### Data records

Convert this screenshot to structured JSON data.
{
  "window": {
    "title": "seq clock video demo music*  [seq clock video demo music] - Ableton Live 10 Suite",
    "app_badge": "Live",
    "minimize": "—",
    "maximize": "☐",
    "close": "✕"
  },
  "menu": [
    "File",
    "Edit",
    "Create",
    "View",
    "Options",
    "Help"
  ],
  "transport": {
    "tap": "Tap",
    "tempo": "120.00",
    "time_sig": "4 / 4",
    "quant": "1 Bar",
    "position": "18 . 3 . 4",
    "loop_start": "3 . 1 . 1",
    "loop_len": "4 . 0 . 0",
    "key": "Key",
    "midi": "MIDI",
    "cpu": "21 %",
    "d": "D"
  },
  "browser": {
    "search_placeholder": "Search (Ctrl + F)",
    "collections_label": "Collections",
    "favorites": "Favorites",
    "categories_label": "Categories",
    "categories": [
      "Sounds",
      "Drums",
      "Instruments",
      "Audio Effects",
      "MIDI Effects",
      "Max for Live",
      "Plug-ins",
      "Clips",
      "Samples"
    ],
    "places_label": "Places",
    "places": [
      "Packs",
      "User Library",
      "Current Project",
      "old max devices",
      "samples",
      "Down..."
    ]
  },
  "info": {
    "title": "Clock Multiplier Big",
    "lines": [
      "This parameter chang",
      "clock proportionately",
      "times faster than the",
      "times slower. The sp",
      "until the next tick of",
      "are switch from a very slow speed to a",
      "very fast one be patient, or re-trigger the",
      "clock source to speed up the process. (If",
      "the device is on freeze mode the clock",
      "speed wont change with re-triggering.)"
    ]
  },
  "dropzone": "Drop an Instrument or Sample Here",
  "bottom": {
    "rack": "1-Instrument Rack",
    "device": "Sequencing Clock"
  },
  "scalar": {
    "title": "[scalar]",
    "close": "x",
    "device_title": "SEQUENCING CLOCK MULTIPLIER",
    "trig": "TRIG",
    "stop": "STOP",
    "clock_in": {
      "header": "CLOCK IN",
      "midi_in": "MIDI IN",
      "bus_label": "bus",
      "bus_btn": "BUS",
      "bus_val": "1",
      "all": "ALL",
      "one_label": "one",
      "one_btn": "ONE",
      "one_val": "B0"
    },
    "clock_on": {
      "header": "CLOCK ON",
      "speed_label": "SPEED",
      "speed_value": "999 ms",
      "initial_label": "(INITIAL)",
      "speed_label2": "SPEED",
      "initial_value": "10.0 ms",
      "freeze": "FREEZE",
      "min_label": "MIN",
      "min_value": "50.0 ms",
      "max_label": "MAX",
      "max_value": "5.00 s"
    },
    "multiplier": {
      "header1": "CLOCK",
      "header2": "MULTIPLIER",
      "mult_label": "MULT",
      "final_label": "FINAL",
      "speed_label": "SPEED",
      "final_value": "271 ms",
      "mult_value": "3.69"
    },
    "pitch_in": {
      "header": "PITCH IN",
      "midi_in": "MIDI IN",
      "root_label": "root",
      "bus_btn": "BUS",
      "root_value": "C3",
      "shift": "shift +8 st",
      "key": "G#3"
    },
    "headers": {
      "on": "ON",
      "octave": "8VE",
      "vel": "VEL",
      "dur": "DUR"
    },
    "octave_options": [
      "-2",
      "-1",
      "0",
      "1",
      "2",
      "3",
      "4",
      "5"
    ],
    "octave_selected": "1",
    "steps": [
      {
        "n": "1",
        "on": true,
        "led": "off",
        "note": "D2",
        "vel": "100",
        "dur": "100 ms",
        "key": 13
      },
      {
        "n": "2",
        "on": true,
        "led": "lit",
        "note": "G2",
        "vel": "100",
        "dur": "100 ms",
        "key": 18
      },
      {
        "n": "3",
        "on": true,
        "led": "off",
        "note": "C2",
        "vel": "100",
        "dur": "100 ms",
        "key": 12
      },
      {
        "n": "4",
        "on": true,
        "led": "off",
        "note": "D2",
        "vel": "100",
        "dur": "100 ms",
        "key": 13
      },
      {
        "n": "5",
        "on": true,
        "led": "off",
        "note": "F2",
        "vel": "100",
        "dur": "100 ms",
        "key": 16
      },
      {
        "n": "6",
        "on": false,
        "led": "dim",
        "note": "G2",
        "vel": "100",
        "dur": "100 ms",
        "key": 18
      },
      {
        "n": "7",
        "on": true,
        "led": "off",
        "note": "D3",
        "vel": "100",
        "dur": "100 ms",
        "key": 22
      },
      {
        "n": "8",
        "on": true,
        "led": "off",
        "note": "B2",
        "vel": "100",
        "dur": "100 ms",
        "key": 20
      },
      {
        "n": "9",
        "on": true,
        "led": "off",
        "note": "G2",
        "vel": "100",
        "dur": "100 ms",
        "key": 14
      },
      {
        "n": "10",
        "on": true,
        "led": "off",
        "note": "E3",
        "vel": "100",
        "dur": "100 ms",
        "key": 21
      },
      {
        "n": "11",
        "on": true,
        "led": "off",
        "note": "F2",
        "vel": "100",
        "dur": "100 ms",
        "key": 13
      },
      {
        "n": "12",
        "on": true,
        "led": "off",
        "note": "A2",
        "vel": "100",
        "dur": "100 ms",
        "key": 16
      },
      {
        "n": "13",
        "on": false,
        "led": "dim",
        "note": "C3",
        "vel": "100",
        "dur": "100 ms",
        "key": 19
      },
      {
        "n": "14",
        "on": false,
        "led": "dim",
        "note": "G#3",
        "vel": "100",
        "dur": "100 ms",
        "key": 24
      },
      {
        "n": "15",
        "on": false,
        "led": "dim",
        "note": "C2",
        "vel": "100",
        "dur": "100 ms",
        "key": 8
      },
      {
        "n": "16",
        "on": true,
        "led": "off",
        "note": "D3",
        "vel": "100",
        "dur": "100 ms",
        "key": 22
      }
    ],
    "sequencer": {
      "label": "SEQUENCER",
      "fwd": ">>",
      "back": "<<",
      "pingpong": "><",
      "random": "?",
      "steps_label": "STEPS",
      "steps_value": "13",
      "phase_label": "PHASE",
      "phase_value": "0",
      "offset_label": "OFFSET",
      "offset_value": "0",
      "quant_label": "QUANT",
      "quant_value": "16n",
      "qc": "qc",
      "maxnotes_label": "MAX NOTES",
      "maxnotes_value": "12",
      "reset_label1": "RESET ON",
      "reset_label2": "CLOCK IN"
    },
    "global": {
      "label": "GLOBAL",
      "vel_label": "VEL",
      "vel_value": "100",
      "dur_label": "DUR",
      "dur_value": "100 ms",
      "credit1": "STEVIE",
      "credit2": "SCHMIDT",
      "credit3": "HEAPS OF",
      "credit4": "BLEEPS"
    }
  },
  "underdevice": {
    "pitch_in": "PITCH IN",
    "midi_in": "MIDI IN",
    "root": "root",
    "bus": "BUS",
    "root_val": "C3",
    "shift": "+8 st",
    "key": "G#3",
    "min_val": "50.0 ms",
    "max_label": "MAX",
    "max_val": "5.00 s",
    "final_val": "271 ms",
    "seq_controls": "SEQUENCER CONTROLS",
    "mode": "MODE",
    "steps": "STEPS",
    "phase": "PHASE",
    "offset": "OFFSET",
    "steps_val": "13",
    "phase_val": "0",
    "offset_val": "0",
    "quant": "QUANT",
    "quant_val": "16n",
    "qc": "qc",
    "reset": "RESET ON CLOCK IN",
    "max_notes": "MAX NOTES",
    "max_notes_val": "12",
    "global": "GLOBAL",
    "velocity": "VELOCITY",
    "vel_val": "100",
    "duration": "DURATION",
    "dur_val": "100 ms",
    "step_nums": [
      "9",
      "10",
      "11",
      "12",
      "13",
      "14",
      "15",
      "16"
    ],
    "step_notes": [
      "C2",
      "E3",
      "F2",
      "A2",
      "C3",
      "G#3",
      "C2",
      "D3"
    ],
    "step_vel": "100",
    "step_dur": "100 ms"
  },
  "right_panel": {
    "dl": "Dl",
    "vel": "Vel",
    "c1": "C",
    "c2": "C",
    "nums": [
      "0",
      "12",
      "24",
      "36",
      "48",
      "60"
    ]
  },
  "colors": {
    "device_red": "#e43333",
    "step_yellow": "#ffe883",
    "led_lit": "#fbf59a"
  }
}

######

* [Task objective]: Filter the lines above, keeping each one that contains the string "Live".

* [Response to the exercise]:
    "title": "seq clock video demo music*  [seq clock video demo music] - Ableton Live 10 Suite",
    "app_badge": "Live",
      "Max for Live",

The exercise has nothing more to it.